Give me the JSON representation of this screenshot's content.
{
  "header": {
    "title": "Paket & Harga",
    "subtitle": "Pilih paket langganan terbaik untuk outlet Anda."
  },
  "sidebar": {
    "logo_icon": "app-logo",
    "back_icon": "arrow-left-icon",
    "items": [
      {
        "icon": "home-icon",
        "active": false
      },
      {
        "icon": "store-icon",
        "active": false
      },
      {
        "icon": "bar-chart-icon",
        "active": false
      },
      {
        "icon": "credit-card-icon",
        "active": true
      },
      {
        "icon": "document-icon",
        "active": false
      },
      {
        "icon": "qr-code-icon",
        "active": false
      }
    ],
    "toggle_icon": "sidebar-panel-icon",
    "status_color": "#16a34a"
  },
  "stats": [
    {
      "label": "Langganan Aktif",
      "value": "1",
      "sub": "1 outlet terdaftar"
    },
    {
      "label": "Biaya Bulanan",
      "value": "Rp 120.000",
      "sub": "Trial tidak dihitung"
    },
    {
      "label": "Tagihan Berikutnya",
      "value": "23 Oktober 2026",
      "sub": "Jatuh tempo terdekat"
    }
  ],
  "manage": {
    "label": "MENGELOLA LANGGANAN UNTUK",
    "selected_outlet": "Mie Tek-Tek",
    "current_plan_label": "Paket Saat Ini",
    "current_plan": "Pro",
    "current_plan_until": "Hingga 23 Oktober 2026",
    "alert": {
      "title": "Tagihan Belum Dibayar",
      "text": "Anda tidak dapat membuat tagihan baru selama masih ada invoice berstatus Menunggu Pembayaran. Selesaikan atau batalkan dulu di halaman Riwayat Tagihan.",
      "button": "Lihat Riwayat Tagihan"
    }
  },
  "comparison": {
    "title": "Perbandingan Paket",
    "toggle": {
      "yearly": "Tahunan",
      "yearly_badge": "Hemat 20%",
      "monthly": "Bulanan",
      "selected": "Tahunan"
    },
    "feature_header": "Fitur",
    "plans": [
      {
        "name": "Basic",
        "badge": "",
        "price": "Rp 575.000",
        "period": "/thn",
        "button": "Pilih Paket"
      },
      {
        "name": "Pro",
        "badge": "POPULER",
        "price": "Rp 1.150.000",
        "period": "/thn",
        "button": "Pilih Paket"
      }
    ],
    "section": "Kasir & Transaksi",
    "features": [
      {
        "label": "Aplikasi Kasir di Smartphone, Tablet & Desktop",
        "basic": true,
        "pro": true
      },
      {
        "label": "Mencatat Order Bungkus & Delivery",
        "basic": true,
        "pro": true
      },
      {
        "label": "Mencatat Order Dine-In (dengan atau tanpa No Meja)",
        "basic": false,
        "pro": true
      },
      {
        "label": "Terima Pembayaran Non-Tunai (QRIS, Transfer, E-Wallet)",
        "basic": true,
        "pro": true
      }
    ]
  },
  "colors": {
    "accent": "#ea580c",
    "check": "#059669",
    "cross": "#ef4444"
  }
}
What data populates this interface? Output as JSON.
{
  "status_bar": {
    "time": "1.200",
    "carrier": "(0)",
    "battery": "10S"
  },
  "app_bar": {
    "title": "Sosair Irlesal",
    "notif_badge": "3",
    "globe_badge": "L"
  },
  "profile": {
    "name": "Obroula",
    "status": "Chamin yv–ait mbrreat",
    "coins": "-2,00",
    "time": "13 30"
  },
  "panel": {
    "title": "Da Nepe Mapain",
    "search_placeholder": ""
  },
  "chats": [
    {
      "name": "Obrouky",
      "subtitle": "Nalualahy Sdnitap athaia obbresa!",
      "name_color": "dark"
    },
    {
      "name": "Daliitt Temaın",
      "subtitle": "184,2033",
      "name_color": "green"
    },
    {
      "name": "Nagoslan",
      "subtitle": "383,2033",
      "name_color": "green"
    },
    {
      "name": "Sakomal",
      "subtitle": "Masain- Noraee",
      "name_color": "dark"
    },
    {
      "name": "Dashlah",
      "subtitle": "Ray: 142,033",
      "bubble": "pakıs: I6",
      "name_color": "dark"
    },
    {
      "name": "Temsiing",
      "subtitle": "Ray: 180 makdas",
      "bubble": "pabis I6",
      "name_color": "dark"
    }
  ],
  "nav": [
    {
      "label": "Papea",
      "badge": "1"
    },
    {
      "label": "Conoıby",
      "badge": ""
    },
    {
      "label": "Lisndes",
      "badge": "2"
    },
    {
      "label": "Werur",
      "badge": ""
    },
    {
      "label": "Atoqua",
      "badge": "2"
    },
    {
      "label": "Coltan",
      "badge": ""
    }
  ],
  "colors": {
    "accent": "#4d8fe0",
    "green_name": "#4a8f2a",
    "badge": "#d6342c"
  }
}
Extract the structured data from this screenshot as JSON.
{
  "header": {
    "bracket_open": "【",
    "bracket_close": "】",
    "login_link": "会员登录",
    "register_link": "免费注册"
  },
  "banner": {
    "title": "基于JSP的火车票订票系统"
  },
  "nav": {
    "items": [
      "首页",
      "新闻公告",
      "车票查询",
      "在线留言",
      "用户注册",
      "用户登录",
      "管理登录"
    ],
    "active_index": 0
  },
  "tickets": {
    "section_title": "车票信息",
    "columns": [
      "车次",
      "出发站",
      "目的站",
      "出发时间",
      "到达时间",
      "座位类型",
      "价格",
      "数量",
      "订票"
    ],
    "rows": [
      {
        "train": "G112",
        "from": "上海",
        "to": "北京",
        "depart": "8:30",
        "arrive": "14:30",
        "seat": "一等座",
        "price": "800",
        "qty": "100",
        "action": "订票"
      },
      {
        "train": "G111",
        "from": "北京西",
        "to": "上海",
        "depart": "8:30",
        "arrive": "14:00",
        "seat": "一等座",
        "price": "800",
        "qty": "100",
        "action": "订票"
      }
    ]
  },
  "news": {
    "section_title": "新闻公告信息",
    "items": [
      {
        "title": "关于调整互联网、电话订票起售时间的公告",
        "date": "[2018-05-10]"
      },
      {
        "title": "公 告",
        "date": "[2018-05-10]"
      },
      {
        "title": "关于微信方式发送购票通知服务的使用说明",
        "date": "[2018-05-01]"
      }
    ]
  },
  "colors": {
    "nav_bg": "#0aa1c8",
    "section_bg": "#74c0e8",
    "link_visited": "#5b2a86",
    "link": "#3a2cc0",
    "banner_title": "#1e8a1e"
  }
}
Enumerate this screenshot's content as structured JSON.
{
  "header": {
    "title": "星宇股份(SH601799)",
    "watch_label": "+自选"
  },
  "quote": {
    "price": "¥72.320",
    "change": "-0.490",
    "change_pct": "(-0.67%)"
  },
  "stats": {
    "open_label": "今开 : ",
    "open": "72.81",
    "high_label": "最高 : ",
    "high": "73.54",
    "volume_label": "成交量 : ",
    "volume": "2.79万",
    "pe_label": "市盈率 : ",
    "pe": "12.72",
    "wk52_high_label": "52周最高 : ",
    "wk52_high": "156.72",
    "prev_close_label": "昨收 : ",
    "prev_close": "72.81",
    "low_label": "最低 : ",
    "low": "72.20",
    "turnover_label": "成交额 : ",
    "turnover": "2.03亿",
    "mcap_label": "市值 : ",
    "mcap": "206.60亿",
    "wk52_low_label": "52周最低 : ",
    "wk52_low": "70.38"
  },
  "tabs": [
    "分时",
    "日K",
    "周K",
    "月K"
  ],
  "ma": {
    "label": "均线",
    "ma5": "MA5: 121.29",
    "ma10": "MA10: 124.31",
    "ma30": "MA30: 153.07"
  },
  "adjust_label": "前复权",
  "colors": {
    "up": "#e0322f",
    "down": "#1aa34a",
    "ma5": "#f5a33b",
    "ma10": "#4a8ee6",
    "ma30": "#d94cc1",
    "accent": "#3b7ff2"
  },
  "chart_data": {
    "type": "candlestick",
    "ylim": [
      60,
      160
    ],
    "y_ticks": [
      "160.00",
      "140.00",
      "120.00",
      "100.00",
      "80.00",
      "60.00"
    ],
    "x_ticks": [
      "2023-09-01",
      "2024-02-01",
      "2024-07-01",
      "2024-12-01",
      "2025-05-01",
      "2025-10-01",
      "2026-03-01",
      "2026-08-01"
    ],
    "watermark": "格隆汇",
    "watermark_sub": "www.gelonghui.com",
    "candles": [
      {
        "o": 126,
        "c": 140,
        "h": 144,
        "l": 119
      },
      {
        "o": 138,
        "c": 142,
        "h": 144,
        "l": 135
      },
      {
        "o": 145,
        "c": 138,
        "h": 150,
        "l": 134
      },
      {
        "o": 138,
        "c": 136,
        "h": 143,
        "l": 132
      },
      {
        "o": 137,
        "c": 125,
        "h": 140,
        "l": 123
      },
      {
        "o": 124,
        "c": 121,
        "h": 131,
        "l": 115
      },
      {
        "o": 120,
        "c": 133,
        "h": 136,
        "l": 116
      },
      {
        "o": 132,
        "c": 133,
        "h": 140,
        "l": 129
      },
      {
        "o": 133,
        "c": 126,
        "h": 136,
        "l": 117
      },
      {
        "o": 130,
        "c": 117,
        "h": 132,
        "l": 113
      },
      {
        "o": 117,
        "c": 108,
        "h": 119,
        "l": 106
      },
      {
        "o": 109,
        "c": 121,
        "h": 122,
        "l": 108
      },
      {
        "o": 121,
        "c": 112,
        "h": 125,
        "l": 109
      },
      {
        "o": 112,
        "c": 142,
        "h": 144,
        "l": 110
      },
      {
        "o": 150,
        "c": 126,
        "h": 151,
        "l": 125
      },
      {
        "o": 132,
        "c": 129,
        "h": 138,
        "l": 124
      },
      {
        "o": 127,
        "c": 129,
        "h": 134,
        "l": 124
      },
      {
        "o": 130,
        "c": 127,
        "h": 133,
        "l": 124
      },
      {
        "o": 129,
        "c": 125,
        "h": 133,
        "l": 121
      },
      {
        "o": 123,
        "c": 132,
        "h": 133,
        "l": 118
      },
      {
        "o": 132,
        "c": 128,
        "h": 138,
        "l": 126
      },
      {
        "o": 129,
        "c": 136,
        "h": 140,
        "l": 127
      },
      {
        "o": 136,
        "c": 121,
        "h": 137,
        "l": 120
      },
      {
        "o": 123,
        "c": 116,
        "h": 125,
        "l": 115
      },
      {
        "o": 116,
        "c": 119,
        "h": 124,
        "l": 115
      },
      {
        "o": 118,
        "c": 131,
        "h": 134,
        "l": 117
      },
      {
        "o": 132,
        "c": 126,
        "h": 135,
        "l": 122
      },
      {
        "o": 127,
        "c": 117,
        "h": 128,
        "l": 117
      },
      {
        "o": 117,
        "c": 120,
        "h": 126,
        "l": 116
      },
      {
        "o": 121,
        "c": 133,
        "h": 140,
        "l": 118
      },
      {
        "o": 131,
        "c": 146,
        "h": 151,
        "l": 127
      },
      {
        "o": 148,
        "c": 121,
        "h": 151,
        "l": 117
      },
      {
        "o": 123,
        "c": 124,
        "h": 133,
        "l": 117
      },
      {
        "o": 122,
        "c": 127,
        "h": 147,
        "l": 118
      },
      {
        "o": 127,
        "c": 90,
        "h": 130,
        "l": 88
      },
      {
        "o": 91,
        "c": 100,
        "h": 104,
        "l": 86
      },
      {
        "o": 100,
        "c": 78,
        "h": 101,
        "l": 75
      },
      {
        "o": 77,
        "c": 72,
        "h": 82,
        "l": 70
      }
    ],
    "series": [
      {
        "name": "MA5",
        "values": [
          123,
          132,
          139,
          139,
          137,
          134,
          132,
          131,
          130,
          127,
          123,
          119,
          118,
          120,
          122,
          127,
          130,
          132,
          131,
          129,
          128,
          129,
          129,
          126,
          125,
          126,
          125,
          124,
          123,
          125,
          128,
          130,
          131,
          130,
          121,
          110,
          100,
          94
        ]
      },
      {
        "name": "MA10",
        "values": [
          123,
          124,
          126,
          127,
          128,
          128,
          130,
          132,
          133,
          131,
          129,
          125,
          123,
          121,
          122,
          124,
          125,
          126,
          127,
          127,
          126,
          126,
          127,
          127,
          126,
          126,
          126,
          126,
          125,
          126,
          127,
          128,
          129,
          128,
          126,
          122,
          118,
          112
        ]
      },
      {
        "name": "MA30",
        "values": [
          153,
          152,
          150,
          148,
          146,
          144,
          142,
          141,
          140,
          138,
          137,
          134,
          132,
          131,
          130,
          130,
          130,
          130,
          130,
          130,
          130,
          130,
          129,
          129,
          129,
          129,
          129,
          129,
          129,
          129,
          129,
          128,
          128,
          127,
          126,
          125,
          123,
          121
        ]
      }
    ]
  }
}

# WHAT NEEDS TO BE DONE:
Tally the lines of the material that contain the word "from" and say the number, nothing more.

# WRITTEN RESPONSE:
3